# Task directions
Go through the data and copy every line in which "Opal" appears.

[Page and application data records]
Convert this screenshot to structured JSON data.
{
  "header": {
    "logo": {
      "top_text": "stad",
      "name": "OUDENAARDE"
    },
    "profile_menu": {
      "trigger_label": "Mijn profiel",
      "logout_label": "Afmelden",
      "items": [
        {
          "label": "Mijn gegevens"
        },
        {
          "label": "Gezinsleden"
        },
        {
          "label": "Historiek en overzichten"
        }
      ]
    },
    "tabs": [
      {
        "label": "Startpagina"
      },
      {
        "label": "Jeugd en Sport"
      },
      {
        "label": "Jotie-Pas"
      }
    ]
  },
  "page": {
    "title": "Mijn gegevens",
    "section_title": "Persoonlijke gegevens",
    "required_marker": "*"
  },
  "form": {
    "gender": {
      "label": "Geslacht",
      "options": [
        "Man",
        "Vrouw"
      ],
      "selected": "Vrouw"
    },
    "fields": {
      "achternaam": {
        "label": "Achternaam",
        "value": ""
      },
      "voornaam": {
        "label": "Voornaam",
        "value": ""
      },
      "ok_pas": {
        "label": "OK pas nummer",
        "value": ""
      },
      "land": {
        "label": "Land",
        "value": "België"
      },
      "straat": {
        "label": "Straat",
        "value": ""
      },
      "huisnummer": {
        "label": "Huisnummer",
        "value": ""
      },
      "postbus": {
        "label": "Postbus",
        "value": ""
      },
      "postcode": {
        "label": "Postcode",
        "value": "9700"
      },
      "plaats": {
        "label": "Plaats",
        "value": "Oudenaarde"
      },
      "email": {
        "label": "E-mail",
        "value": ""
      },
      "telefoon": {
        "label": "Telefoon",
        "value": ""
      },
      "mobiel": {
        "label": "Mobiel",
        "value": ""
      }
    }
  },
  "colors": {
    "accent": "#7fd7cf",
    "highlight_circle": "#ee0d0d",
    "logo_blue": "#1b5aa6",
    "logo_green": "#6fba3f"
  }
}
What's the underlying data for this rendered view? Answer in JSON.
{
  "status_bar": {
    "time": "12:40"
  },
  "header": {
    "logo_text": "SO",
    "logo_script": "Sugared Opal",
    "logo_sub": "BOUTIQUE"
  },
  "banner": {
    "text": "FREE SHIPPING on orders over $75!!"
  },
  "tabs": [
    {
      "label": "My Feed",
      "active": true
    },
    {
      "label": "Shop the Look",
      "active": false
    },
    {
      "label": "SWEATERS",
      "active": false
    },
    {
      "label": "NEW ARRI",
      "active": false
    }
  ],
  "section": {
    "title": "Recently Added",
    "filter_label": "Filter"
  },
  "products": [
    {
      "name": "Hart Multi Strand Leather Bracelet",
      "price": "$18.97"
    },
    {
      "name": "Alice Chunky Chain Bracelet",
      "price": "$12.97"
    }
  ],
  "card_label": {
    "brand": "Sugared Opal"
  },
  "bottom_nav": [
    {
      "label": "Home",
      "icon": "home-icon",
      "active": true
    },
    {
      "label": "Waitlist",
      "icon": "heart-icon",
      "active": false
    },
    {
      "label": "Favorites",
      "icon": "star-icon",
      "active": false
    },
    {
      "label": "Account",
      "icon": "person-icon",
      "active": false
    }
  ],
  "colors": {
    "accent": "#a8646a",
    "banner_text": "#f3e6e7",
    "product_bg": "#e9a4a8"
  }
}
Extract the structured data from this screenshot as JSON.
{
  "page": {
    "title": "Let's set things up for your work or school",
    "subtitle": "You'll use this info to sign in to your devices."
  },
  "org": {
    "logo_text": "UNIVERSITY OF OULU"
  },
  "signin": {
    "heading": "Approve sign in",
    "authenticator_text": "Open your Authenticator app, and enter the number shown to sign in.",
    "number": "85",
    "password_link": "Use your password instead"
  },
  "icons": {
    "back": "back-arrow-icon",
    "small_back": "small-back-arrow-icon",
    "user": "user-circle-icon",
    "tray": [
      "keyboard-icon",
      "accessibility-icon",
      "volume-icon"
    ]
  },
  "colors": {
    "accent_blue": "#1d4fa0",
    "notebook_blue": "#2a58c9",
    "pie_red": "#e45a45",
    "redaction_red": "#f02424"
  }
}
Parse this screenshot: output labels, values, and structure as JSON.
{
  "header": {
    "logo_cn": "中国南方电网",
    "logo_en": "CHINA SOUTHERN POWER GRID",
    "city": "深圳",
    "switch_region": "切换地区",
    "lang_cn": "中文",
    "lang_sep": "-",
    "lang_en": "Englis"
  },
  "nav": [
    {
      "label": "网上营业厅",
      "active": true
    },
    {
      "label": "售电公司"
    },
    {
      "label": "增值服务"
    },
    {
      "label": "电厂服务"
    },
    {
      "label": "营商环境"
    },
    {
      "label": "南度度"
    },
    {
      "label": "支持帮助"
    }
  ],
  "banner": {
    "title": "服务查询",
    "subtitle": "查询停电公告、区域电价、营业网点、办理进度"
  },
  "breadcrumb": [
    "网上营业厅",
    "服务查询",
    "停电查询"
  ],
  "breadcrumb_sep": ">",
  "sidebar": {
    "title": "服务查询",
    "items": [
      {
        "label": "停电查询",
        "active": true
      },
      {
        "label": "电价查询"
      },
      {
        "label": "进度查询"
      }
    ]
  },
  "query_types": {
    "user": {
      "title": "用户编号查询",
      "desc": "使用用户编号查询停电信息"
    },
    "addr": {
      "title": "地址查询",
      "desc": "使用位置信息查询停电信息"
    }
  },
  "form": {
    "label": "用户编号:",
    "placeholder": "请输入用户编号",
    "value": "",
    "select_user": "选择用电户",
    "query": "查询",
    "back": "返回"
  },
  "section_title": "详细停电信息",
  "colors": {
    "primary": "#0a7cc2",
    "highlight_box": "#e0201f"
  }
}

# Solution to this exercise
    "logo_script": "Sugared Opal",
    "brand": "Sugared Opal"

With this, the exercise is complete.